(Stored items from a collection)
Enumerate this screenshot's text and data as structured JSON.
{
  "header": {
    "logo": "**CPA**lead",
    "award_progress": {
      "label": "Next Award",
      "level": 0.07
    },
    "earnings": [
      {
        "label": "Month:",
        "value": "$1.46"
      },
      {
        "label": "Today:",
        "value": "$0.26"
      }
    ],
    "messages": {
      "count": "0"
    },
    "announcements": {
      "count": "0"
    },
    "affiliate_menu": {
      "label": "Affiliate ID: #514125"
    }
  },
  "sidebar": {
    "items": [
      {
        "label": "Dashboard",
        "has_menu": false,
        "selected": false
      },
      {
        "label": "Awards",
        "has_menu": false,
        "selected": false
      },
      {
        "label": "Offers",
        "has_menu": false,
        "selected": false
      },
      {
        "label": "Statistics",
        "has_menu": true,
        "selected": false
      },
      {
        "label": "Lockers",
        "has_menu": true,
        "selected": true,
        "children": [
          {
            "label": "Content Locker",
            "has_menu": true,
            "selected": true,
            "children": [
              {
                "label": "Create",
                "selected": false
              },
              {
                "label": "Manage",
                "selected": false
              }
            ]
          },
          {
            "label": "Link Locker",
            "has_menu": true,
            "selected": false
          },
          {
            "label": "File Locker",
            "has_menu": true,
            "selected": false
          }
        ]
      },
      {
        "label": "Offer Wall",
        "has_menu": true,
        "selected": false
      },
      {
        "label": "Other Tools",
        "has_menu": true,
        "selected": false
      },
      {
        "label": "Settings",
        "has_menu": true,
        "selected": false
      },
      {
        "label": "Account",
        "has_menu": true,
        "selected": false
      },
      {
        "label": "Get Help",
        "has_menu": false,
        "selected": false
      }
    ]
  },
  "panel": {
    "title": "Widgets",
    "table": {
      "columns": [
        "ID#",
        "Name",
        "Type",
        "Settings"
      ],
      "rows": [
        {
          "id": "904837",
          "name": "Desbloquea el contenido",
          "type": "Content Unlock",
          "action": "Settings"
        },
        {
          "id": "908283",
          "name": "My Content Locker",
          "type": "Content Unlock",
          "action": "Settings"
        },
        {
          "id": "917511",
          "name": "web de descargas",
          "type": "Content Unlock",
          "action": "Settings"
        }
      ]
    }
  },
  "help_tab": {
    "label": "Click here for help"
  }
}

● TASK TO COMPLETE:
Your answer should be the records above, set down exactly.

● SOLUTION TO THIS PROBLEM:
Enumerate this screenshot's text and data as structured JSON.
{
  "header": {
    "logo": "**CPA**lead",
    "award_progress": {
      "label": "Next Award",
      "level": 0.07
    },
    "earnings": [
      {
        "label": "Month:",
        "value": "$1.46"
      },
      {
        "label": "Today:",
        "value": "$0.26"
      }
    ],
    "messages": {
      "count": "0"
    },
    "announcements": {
      "count": "0"
    },
    "affiliate_menu": {
      "label": "Affiliate ID: #514125"
    }
  },
  "sidebar": {
    "items": [
      {
        "label": "Dashboard",
        "has_menu": false,
        "selected": false
      },
      {
        "label": "Awards",
        "has_menu": false,
        "selected": false
      },
      {
        "label": "Offers",
        "has_menu": false,
        "selected": false
      },
      {
        "label": "Statistics",
        "has_menu": true,
        "selected": false
      },
      {
        "label": "Lockers",
        "has_menu": true,
        "selected": true,
        "children": [
          {
            "label": "Content Locker",
            "has_menu": true,
            "selected": true,
            "children": [
              {
                "label": "Create",
                "selected": false
              },
              {
                "label": "Manage",
                "selected": false
              }
            ]
          },
          {
            "label": "Link Locker",
            "has_menu": true,
            "selected": false
          },
          {
            "label": "File Locker",
            "has_menu": true,
            "selected": false
          }
        ]
      },
      {
        "label": "Offer Wall",
        "has_menu": true,
        "selected": false
      },
      {
        "label": "Other Tools",
        "has_menu": true,
        "selected": false
      },
      {
        "label": "Settings",
        "has_menu": true,
        "selected": false
      },
      {
        "label": "Account",
        "has_menu": true,
        "selected": false
      },
      {
        "label": "Get Help",
        "has_menu": false,
        "selected": false
      }
    ]
  },
  "panel": {
    "title": "Widgets",
    "table": {
      "columns": [
        "ID#",
        "Name",
        "Type",
        "Settings"
      ],
      "rows": [
        {
          "id": "904837",
          "name": "Desbloquea el contenido",
          "type": "Content Unlock",
          "action": "Settings"
        },
        {
          "id": "908283",
          "name": "My Content Locker",
          "type": "Content Unlock",
          "action": "Settings"
        },
        {
          "id": "917511",
          "name": "web de descargas",
          "type": "Content Unlock",
          "action": "Settings"
        }
      ]
    }
  },
  "help_tab": {
    "label": "Click here for help"
  }
}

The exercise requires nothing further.